Project Parsing

Related documentation

What is parsing?

At the start of every dbt invocation, dbt reads all the files in your project, extracts information, and constructs a manifest containing every object (model, source, macro, etc). Among other things, dbt uses the ref(), source(), and config() macro calls within models to set properties, infer dependencies, and construct your project's DAG.

Parsing projects can be slow, especially as projects get bigger—hundreds of models, thousands of files—which is frustrating in development. There are a handful of ways to optimize dbt performance today:

  • LibYAML bindings for PyYAML
  • Partial parsing, which avoids re-parsing unchanged files between invocations
  • An experimental parser, which extracts information from simple models much more quickly
  • RPC server, which keeps a manifest in memory, and re-parses the project at server startup/hangup

These optimizations can be used in combination to reduce parse time from minutes to seconds. At the same time, each has some known limitations, so they are disabled by default.
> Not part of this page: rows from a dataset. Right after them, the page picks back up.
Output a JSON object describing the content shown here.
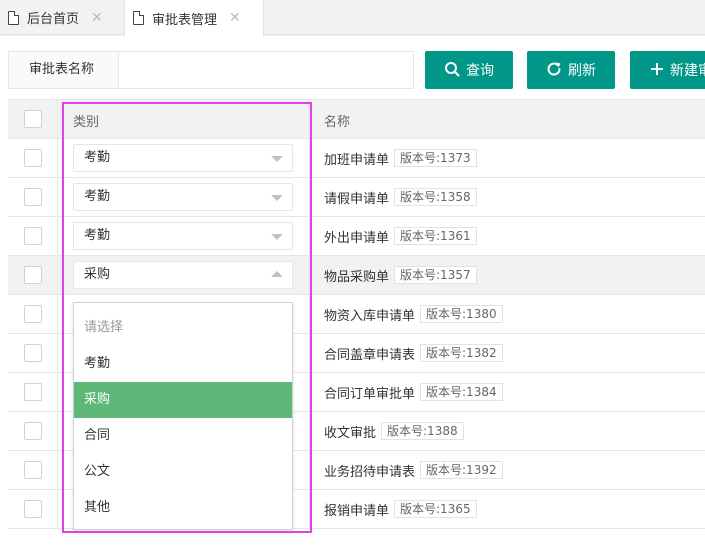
{
  "tabs": [
    {
      "label": "后台首页",
      "active": false
    },
    {
      "label": "审批表管理",
      "active": true
    }
  ],
  "search": {
    "label": "审批表名称",
    "value": "",
    "placeholder": ""
  },
  "buttons": {
    "query": "查询",
    "refresh": "刷新",
    "new": "新建审"
  },
  "table": {
    "headers": {
      "type": "类别",
      "name": "名称"
    },
    "rows": [
      {
        "type": "考勤",
        "name": "加班申请单",
        "version": "版本号:1373"
      },
      {
        "type": "考勤",
        "name": "请假申请单",
        "version": "版本号:1358"
      },
      {
        "type": "考勤",
        "name": "外出申请单",
        "version": "版本号:1361"
      },
      {
        "type": "采购",
        "name": "物品采购单",
        "version": "版本号:1357"
      },
      {
        "type": "",
        "name": "物资入库申请单",
        "version": "版本号:1380"
      },
      {
        "type": "",
        "name": "合同盖章申请表",
        "version": "版本号:1382"
      },
      {
        "type": "",
        "name": "合同订单审批单",
        "version": "版本号:1384"
      },
      {
        "type": "",
        "name": "收文审批",
        "version": "版本号:1388"
      },
      {
        "type": "",
        "name": "业务招待申请表",
        "version": "版本号:1392"
      },
      {
        "type": "",
        "name": "报销申请单",
        "version": "版本号:1365"
      }
    ]
  },
  "dropdown": {
    "options": [
      "请选择",
      "考勤",
      "采购",
      "合同",
      "公文",
      "其他"
    ],
    "selected": "采购"
  },
  "colors": {
    "primary": "#009688",
    "selected_option": "#5fb878",
    "highlight_border": "#e83ee8"
  }
}
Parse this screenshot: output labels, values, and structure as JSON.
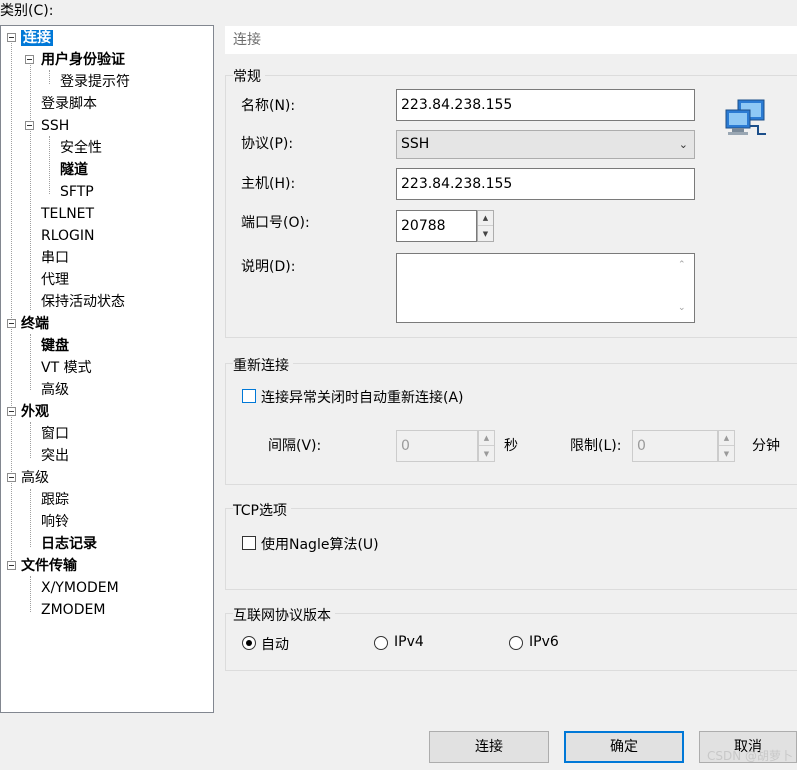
{
  "category_label": "类别(C):",
  "tree": {
    "items": [
      {
        "label": "连接",
        "level": 0,
        "bold": true,
        "selected": true,
        "expanded": true
      },
      {
        "label": "用户身份验证",
        "level": 1,
        "bold": true,
        "expanded": true
      },
      {
        "label": "登录提示符",
        "level": 2
      },
      {
        "label": "登录脚本",
        "level": 1
      },
      {
        "label": "SSH",
        "level": 1,
        "expanded": true
      },
      {
        "label": "安全性",
        "level": 2
      },
      {
        "label": "隧道",
        "level": 2,
        "bold": true
      },
      {
        "label": "SFTP",
        "level": 2
      },
      {
        "label": "TELNET",
        "level": 1
      },
      {
        "label": "RLOGIN",
        "level": 1
      },
      {
        "label": "串口",
        "level": 1
      },
      {
        "label": "代理",
        "level": 1
      },
      {
        "label": "保持活动状态",
        "level": 1
      },
      {
        "label": "终端",
        "level": 0,
        "bold": true,
        "expanded": true
      },
      {
        "label": "键盘",
        "level": 1,
        "bold": true
      },
      {
        "label": "VT 模式",
        "level": 1
      },
      {
        "label": "高级",
        "level": 1
      },
      {
        "label": "外观",
        "level": 0,
        "bold": true,
        "expanded": true
      },
      {
        "label": "窗口",
        "level": 1
      },
      {
        "label": "突出",
        "level": 1
      },
      {
        "label": "高级",
        "level": 0,
        "expanded": true
      },
      {
        "label": "跟踪",
        "level": 1
      },
      {
        "label": "响铃",
        "level": 1
      },
      {
        "label": "日志记录",
        "level": 1,
        "bold": true
      },
      {
        "label": "文件传输",
        "level": 0,
        "bold": true,
        "expanded": true
      },
      {
        "label": "X/YMODEM",
        "level": 1
      },
      {
        "label": "ZMODEM",
        "level": 1
      }
    ]
  },
  "panel": {
    "header": "连接",
    "general": {
      "title": "常规",
      "name_label": "名称(N):",
      "name_value": "223.84.238.155",
      "protocol_label": "协议(P):",
      "protocol_value": "SSH",
      "host_label": "主机(H):",
      "host_value": "223.84.238.155",
      "port_label": "端口号(O):",
      "port_value": "20788",
      "desc_label": "说明(D):",
      "desc_value": ""
    },
    "reconnect": {
      "title": "重新连接",
      "checkbox_label": "连接异常关闭时自动重新连接(A)",
      "checked": false,
      "interval_label": "间隔(V):",
      "interval_value": "0",
      "interval_unit": "秒",
      "limit_label": "限制(L):",
      "limit_value": "0",
      "limit_unit": "分钟"
    },
    "tcp": {
      "title": "TCP选项",
      "nagle_label": "使用Nagle算法(U)",
      "checked": false
    },
    "ip": {
      "title": "互联网协议版本",
      "options": [
        "自动",
        "IPv4",
        "IPv6"
      ],
      "selected": "自动"
    }
  },
  "buttons": {
    "connect": "连接",
    "ok": "确定",
    "cancel": "取消"
  },
  "watermark": "CSDN @胡萝卜",
  "colors": {
    "selection": "#0078d7",
    "panel_bg": "#f0f0f0"
  }
}
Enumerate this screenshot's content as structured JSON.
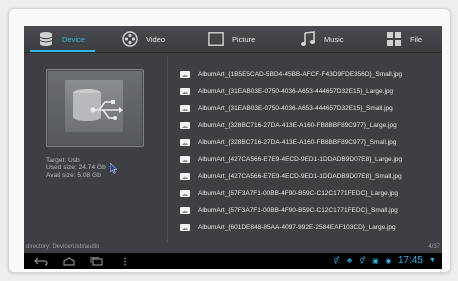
{
  "tabs": [
    {
      "label": "Device",
      "icon": "database-icon",
      "active": true
    },
    {
      "label": "Video",
      "icon": "film-reel-icon",
      "active": false
    },
    {
      "label": "Picture",
      "icon": "picture-frame-icon",
      "active": false
    },
    {
      "label": "Music",
      "icon": "music-note-icon",
      "active": false
    },
    {
      "label": "File",
      "icon": "grid-icon",
      "active": false
    }
  ],
  "device": {
    "target": "Target: Usb",
    "used": "Used size: 24.74 Gb",
    "avail": "Avail size: 5.08 Gb"
  },
  "files": [
    "AlbumArt_{1B5E5CAD-5BD4-45BB-AFCF-F43D9FDE356D}_Small.jpg",
    "AlbumArt_{31EAB03E-0750-4036-A653-444657D32E15}_Large.jpg",
    "AlbumArt_{31EAB03E-0750-4036-A653-444657D32E15}_Small.jpg",
    "AlbumArt_{328BC716-27DA-413E-A160-FB8BBF89C977}_Large.jpg",
    "AlbumArt_{328BC716-27DA-413E-A160-FB8BBF89C977}_Small.jpg",
    "AlbumArt_{427CA566-E7E9-4ECD-9ED1-1DDADB9D07E8}_Large.jpg",
    "AlbumArt_{427CA566-E7E9-4ECD-9ED1-1DDADB9D07E8}_Small.jpg",
    "AlbumArt_{57F3A7F1-00BB-4F90-B59C-C12C1771FEDC}_Large.jpg",
    "AlbumArt_{57F3A7F1-00BB-4F90-B59C-C12C1771FEDC}_Small.jpg",
    "AlbumArt_{601DE848-85AA-4097-992E-2584EAF103CD}_Large.jpg"
  ],
  "status": {
    "directory": "directory: Device/Usb/audio",
    "count": "4/37"
  },
  "clock": "17:45",
  "colors": {
    "accent": "#33b5e5",
    "background": "#3d3f42"
  }
}
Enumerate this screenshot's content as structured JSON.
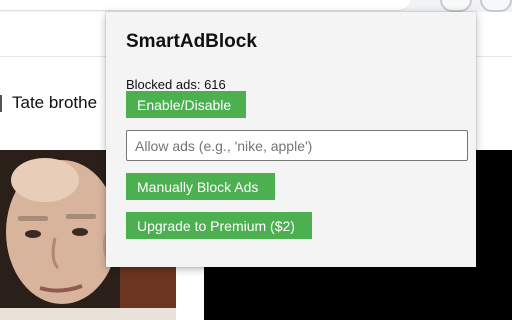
{
  "background": {
    "headline": "Tate brothe"
  },
  "popup": {
    "title": "SmartAdBlock",
    "blocked_label": "Blocked ads:",
    "blocked_count": "616",
    "toggle_label": "Enable/Disable",
    "allow_placeholder": "Allow ads (e.g., 'nike, apple')",
    "allow_value": "",
    "manual_label": "Manually Block Ads",
    "upgrade_label": "Upgrade to Premium ($2)"
  },
  "colors": {
    "accent": "#4caf50",
    "popup_bg": "#f4f4f4"
  }
}
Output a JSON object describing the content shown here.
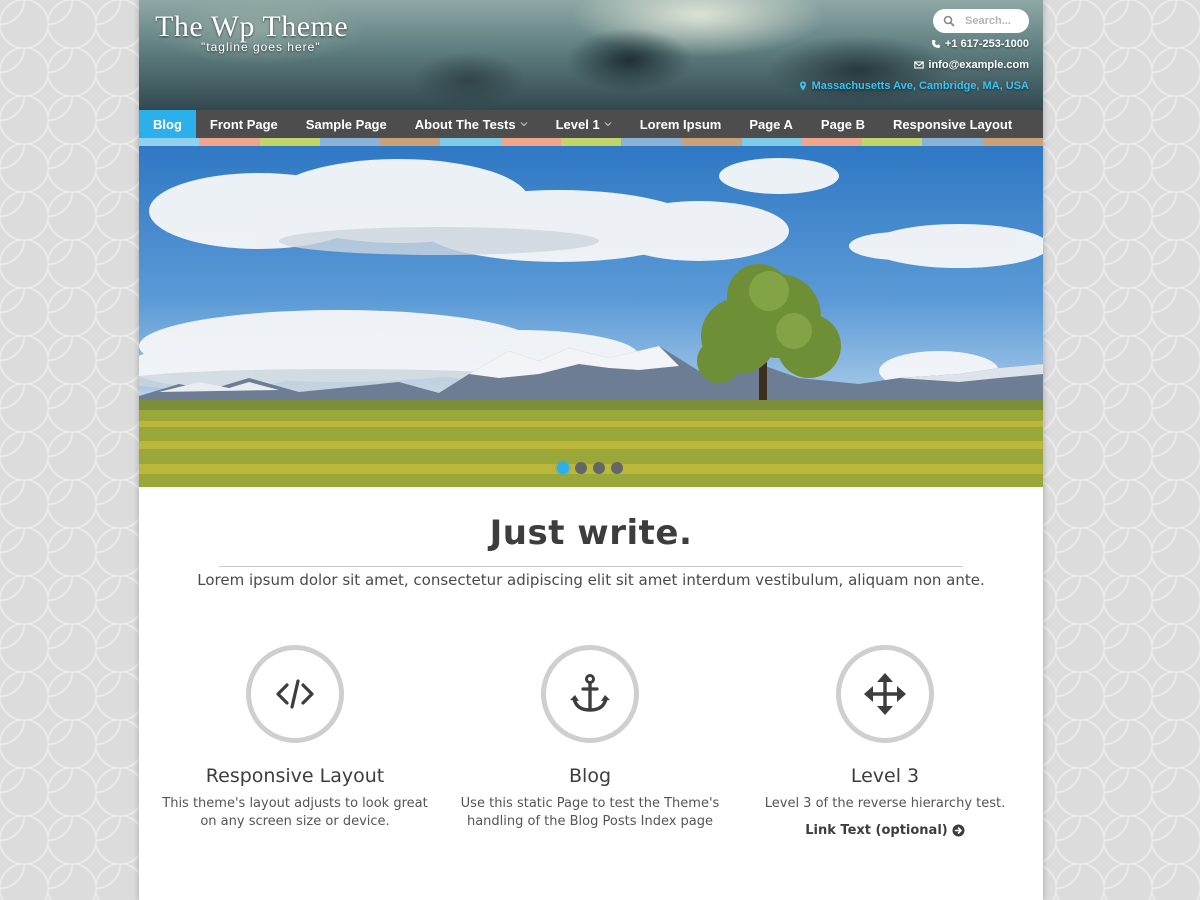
{
  "header": {
    "logo": "The Wp Theme",
    "tagline": "\"tagline goes here\"",
    "search_placeholder": "Search...",
    "phone": "+1 617-253-1000",
    "email": "info@example.com",
    "address": "Massachusetts Ave, Cambridge, MA, USA"
  },
  "nav": {
    "items": [
      {
        "label": "Blog"
      },
      {
        "label": "Front Page"
      },
      {
        "label": "Sample Page"
      },
      {
        "label": "About The Tests"
      },
      {
        "label": "Level 1"
      },
      {
        "label": "Lorem Ipsum"
      },
      {
        "label": "Page A"
      },
      {
        "label": "Page B"
      },
      {
        "label": "Responsive Layout"
      }
    ],
    "active": "Blog"
  },
  "stripe_colors": [
    "#8fd1ee",
    "#f0a68c",
    "#c3d46a",
    "#8bb3d8",
    "#c9a27a",
    "#7ccce9",
    "#f0a68c",
    "#c3d46a",
    "#8bb3d8",
    "#c9a27a",
    "#7ccce9",
    "#f0a68c",
    "#c3d46a",
    "#8bb3d8",
    "#c9a27a"
  ],
  "slider": {
    "slide_count": 4,
    "active_slide": 1
  },
  "intro": {
    "title": "Just write.",
    "subtitle": "Lorem ipsum dolor sit amet, consectetur adipiscing elit sit amet interdum vestibulum, aliquam non ante."
  },
  "features": [
    {
      "icon": "code-icon",
      "title": "Responsive Layout",
      "text": "This theme's layout adjusts to look great on any screen size or device."
    },
    {
      "icon": "anchor-icon",
      "title": "Blog",
      "text": "Use this static Page to test the Theme's handling of the Blog Posts Index page"
    },
    {
      "icon": "arrows-move-icon",
      "title": "Level 3",
      "text": "Level 3 of the reverse hierarchy test.",
      "link": "Link Text (optional)"
    }
  ],
  "colors": {
    "accent": "#2bb0ec",
    "nav_bg": "#4d4d4d",
    "text": "#3d3d3d"
  }
}
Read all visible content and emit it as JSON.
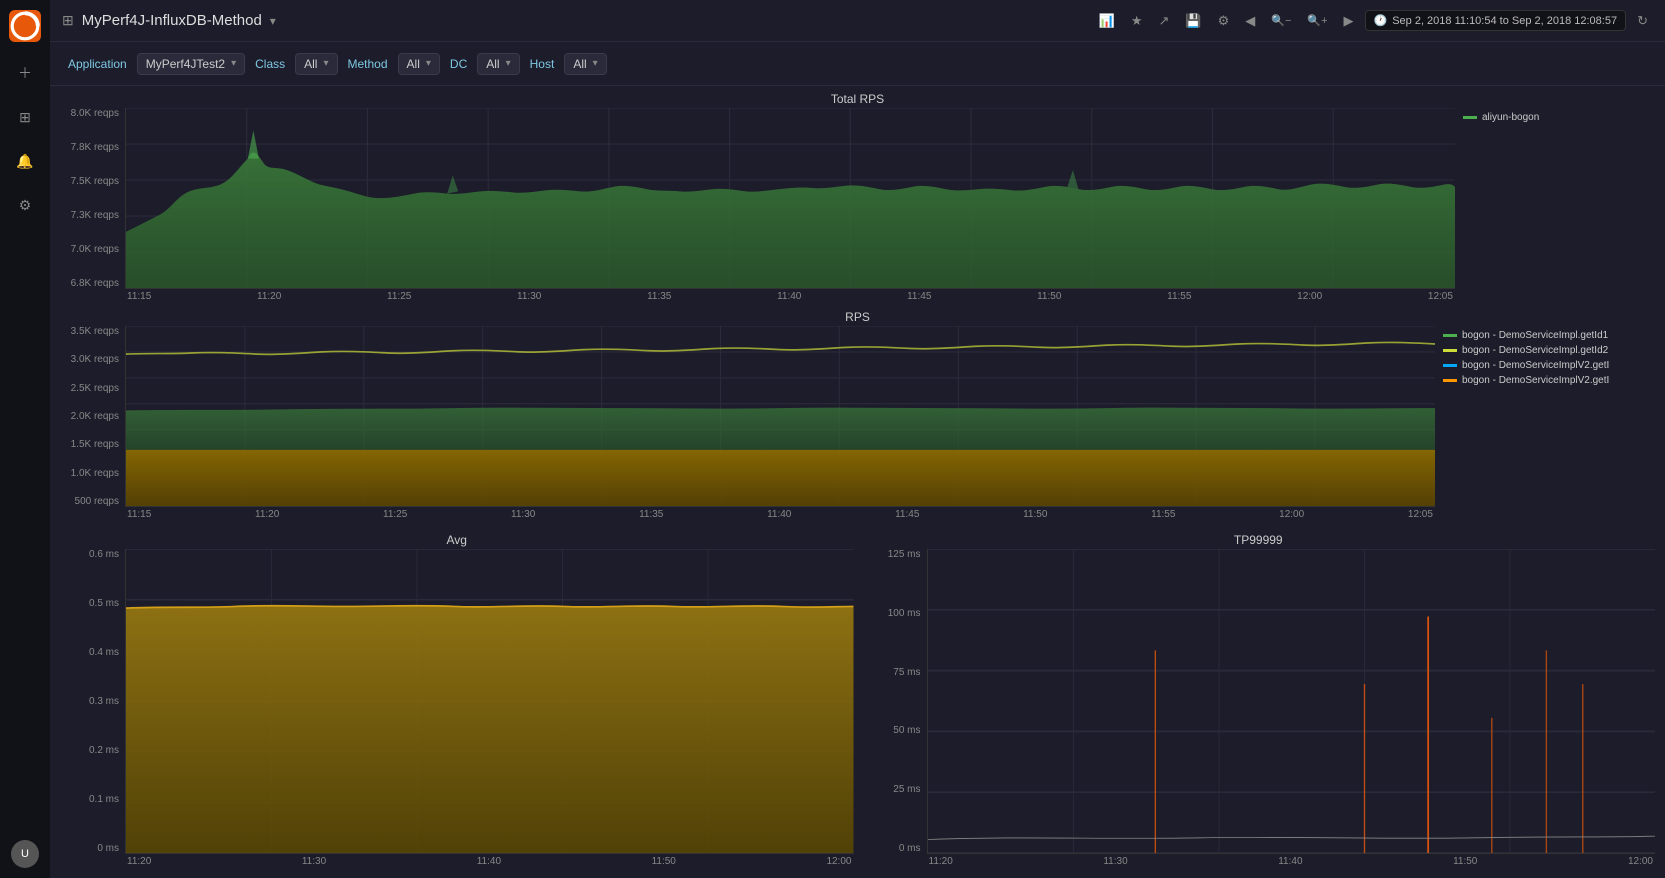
{
  "app": {
    "title": "MyPerf4J-InfluxDB-Method",
    "title_arrow": "▾"
  },
  "topbar": {
    "icons": [
      "⊞",
      "★",
      "↗",
      "💾",
      "⚙",
      "◀",
      "🔍−",
      "🔍+",
      "▶"
    ],
    "time_range": "Sep 2, 2018 11:10:54 to Sep 2, 2018 12:08:57",
    "refresh_icon": "↻"
  },
  "filterbar": {
    "application_label": "Application",
    "application_value": "MyPerf4JTest2",
    "class_label": "Class",
    "class_all": "All",
    "method_label": "Method",
    "method_all": "All",
    "dc_label": "DC",
    "dc_all": "All",
    "host_label": "Host",
    "host_all": "All"
  },
  "chart1": {
    "title": "Total RPS",
    "yaxis": [
      "8.0K reqps",
      "7.8K reqps",
      "7.5K reqps",
      "7.3K reqps",
      "7.0K reqps",
      "6.8K reqps"
    ],
    "xaxis": [
      "11:15",
      "11:20",
      "11:25",
      "11:30",
      "11:35",
      "11:40",
      "11:45",
      "11:50",
      "11:55",
      "12:00",
      "12:05"
    ],
    "legend": [
      {
        "label": "aliyun-bogon",
        "color": "#4caf50"
      }
    ]
  },
  "chart2": {
    "title": "RPS",
    "yaxis": [
      "3.5K reqps",
      "3.0K reqps",
      "2.5K reqps",
      "2.0K reqps",
      "1.5K reqps",
      "1.0K reqps",
      "500 reqps"
    ],
    "xaxis": [
      "11:15",
      "11:20",
      "11:25",
      "11:30",
      "11:35",
      "11:40",
      "11:45",
      "11:50",
      "11:55",
      "12:00",
      "12:05"
    ],
    "legend": [
      {
        "label": "bogon - DemoServiceImpl.getId1",
        "color": "#4caf50"
      },
      {
        "label": "bogon - DemoServiceImpl.getId2",
        "color": "#cddc39"
      },
      {
        "label": "bogon - DemoServiceImplV2.getI",
        "color": "#03a9f4"
      },
      {
        "label": "bogon - DemoServiceImplV2.getI",
        "color": "#ff9800"
      }
    ]
  },
  "chart3": {
    "title": "Avg",
    "yaxis": [
      "0.6 ms",
      "0.5 ms",
      "0.4 ms",
      "0.3 ms",
      "0.2 ms",
      "0.1 ms",
      "0 ms"
    ],
    "xaxis": [
      "11:20",
      "11:30",
      "11:40",
      "11:50",
      "12:00"
    ]
  },
  "chart4": {
    "title": "TP99999",
    "yaxis": [
      "125 ms",
      "100 ms",
      "75 ms",
      "50 ms",
      "25 ms",
      "0 ms"
    ],
    "xaxis": [
      "11:20",
      "11:30",
      "11:40",
      "11:50",
      "12:00"
    ]
  },
  "colors": {
    "green": "#4caf50",
    "gold": "#b8860b",
    "chart_bg": "#1c1c2a",
    "grid": "#2a2a3a",
    "accent_orange": "#e8580a"
  }
}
dbt uses PyYAML to read and validate YAML files in your project. PyYAML is written in pure Python, but it can leverage LibYAML (written in C, much faster) if it's available in your system. Whenever it parses your project, dbt will always check first to see if LibYAML is available.

You can test to see if LibYAML is installed by running this command in the environment where you've installed dbt:

python -c "from yaml import CLoader"

Partial parsing

After parsing your project, dbt stores an internal project manifest in a file called partial_parse.msgpack. When partial parsing is enabled, dbt will use that internal manifest to determine which files have been changed (if any) since it last parsed the project. Then, it will only parse the changed files, or files related those changes.

Partial parsing is off by default, and it can be enabled via profile config or CLI flags. In development, partial parsing can significantly reduce the time spent waiting at the start of a run, which translates to faster dev cycles and iteration.

Known limitations

Use caution when enabling partial parsing in dbt, as there are known limitations today:

  • A change in environment variables does not trigger a re-parse. Files which depend on env_var may be incorrect on subsequent parses.
  • Changes to macros called within a model's config() block will not result in re-parsing that model.
  • A file that depends on "volatile" Jinja variables, such as run_started_at or invocation_id, will quickly get stale. A file is not re-parsed in subsequent invocations if the file's contents have not changed.
  • If certain inputs change between runs, dbt will trigger a full re-parse. Today those inputs are:
    • --vars
    • profiles.yml content
    • dbt_project.yml content
    • installed packages
    • dbt version

If you ever get into a bad state, you can disable partial parsing and trigger a full re-parse with the --no-partial-parse CLI flag, or by deleting target/partial_parse.msgpack.

Experimental parser

At parse time, dbt needs to extract the contents of ref(), source(), and config() from all models in the project. Traditionally, dbt has extracted those values by rendering the Jinja in every model file, which can be slow. In v0.20.0, we're trying out a new way to statically analyze model files, leveraging tree-sitter, which we're calling an "experimental parser". You can see the code for an initial Jinja2 grammar here.

dbt --use-experimental-parser parse
dbt --use-experimental-parser run
dbt --use-experimental-parser test

For now, the experimental parser only works with models, and models whose Jinja is limited to those three special macros (ref, source, config). The experimental parser is at least 3x faster than a full Jinja render. Based on testing with data from dbt Cloud, we believe the current grammar can statically parse 60% of models in the wild. So for the average project, we'd hope to see a 40% speedup in the model parser. You can check this by running dbt parse and dbt --use-experimental-parser parse, and comparing target/perf_info.json produced by each.

The experimental parser is off by default. We believe it can offer some speedup to 95% of projects.

Known Limitations

Do not use the experimental parser if you've overridden the ref, source, or config macro with a custom implementation.